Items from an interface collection
#####
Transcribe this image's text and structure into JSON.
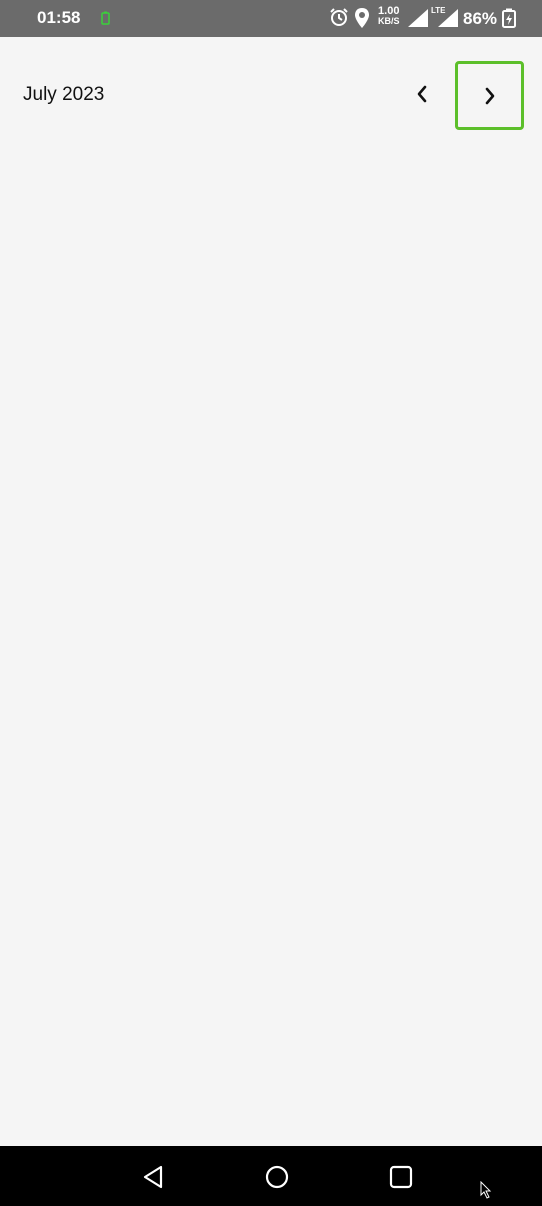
{
  "status_bar": {
    "time": "01:58",
    "speed_value": "1.00",
    "speed_unit": "KB/S",
    "network_type": "LTE",
    "battery_percent": "86%"
  },
  "header": {
    "month_label": "July 2023"
  },
  "icons": {
    "prev": "chevron-left-icon",
    "next": "chevron-right-icon",
    "back": "nav-back-icon",
    "home": "nav-home-icon",
    "recent": "nav-recent-icon"
  },
  "colors": {
    "highlight": "#5cbf2a",
    "status_bar": "#6b6b6b",
    "nav_bar": "#000000",
    "background": "#f5f5f5"
  }
}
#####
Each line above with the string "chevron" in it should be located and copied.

    "prev": "chevron-left-icon",
    "next": "chevron-right-icon",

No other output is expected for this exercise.